What is required
Below are some records; copy each line in them that contains "this".

Data excerpts:
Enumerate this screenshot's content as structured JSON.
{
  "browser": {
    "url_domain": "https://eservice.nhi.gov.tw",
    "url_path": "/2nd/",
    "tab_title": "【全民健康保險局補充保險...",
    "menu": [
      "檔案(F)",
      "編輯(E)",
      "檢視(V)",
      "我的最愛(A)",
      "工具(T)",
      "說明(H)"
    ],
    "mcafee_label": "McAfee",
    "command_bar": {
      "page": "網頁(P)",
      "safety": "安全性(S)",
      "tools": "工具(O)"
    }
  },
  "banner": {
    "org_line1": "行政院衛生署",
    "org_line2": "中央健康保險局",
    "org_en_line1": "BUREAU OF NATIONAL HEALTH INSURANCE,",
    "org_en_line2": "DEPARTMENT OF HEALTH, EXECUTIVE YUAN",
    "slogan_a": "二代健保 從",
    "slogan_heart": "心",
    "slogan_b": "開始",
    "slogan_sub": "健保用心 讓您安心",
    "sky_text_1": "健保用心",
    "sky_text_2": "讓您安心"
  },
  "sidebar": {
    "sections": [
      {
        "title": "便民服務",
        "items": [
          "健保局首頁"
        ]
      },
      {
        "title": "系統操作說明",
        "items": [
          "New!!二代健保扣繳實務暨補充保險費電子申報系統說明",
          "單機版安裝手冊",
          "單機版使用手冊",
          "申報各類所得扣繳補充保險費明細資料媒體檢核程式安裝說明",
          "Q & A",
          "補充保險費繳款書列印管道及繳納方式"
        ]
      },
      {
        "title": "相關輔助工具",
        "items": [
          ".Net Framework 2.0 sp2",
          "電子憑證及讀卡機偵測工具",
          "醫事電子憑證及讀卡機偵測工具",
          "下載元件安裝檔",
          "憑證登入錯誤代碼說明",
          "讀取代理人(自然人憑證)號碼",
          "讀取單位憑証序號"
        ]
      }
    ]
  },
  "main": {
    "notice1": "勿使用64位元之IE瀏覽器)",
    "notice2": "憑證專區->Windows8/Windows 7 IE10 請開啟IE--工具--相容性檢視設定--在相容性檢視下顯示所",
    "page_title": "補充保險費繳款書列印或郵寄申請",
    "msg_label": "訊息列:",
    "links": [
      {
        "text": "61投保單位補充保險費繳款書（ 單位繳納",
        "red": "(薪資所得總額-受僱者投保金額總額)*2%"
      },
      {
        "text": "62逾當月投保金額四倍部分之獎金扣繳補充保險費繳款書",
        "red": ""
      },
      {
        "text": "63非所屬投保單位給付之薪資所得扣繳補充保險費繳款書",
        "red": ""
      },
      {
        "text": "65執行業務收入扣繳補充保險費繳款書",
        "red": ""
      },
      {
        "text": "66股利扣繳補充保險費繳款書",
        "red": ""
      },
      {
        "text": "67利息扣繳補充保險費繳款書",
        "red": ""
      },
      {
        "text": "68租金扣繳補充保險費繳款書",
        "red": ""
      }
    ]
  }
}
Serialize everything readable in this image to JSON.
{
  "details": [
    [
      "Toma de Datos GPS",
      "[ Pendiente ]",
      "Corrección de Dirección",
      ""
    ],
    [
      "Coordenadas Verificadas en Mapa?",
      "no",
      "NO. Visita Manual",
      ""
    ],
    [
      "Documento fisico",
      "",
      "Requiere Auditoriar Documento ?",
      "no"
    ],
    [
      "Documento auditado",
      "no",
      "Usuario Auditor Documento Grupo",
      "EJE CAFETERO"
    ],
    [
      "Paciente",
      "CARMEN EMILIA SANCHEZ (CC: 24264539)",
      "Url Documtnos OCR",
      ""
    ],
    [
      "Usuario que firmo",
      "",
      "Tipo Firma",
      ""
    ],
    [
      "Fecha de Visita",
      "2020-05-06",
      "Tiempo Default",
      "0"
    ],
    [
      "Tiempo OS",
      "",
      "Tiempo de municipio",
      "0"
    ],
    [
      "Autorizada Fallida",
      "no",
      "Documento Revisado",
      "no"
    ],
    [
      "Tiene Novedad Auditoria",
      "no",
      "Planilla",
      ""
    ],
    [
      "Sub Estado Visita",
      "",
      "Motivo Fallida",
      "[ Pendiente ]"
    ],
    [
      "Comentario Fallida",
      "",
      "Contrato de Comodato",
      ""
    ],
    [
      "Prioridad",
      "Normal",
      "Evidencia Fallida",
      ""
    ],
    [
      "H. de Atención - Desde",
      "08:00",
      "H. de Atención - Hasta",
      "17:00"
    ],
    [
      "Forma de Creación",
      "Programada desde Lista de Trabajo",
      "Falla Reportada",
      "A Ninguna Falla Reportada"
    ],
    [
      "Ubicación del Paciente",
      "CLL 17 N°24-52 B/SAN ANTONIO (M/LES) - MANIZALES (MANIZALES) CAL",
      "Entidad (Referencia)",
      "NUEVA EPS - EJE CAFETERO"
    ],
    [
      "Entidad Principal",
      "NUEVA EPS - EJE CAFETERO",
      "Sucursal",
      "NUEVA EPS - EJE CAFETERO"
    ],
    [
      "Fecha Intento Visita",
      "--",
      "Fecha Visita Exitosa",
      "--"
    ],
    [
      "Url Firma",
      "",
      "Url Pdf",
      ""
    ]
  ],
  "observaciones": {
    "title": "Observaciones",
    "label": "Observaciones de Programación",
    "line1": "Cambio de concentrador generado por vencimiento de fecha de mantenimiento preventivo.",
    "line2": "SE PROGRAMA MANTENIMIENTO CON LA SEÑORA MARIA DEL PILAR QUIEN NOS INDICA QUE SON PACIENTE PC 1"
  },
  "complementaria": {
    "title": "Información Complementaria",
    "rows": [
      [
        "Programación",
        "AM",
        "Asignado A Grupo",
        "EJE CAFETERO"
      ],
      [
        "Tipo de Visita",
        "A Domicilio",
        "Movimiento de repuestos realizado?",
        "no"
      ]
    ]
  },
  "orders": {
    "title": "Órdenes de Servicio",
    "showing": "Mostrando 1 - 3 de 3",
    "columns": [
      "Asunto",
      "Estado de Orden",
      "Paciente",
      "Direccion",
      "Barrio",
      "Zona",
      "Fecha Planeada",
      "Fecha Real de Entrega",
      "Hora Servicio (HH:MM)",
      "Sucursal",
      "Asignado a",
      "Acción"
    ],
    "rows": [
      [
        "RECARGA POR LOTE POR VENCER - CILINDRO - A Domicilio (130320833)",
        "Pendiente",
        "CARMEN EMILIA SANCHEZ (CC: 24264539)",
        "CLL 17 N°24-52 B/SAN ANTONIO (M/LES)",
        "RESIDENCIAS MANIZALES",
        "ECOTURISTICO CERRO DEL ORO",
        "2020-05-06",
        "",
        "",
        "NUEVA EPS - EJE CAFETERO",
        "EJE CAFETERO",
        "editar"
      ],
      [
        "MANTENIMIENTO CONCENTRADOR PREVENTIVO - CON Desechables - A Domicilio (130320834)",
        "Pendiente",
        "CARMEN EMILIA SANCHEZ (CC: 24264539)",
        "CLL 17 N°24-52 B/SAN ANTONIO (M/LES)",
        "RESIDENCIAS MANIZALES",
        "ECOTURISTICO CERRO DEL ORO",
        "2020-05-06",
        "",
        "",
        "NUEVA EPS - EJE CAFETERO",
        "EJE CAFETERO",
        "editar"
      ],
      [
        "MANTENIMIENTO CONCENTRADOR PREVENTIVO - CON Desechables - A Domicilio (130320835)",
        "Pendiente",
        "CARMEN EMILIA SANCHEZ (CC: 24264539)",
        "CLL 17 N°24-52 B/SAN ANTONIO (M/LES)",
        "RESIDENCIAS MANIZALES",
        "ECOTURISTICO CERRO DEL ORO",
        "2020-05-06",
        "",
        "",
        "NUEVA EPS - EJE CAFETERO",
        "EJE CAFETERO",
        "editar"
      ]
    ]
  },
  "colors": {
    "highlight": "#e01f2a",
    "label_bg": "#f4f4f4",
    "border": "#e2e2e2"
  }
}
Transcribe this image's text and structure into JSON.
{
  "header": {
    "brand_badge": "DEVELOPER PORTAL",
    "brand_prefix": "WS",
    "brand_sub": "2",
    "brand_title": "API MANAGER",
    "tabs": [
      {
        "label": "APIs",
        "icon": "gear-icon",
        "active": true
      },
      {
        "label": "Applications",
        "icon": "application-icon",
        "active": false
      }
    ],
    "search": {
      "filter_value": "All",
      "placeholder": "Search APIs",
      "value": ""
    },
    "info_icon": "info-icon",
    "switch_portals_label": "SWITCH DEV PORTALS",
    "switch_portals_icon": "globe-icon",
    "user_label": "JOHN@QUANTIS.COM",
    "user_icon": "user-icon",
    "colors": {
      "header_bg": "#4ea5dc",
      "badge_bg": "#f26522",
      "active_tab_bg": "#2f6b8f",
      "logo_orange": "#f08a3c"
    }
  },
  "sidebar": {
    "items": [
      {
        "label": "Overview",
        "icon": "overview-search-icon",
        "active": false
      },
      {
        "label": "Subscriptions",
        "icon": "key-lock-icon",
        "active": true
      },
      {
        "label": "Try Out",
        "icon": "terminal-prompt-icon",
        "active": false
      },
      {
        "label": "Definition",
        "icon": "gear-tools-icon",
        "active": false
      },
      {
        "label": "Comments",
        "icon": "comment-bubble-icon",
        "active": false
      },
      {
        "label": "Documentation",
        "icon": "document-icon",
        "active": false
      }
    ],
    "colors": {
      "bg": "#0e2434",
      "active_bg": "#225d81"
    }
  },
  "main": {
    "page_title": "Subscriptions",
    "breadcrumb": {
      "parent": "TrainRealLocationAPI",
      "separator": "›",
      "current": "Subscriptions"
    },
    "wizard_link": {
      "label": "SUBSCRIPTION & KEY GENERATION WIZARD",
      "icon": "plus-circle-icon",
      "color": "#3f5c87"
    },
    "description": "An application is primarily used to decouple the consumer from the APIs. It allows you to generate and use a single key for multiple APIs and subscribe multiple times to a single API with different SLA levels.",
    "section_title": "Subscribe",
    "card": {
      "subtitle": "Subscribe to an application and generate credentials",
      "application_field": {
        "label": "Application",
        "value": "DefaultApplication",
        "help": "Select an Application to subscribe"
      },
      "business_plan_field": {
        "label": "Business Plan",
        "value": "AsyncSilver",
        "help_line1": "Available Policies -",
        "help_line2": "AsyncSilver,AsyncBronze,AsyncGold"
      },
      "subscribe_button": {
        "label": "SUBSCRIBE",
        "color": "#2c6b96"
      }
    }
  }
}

Expected answer
Enumerate this screenshot's content as structured JSON.
Serialize everything readable in this image to JSON.
Transcribe this image's text and structure into JSON.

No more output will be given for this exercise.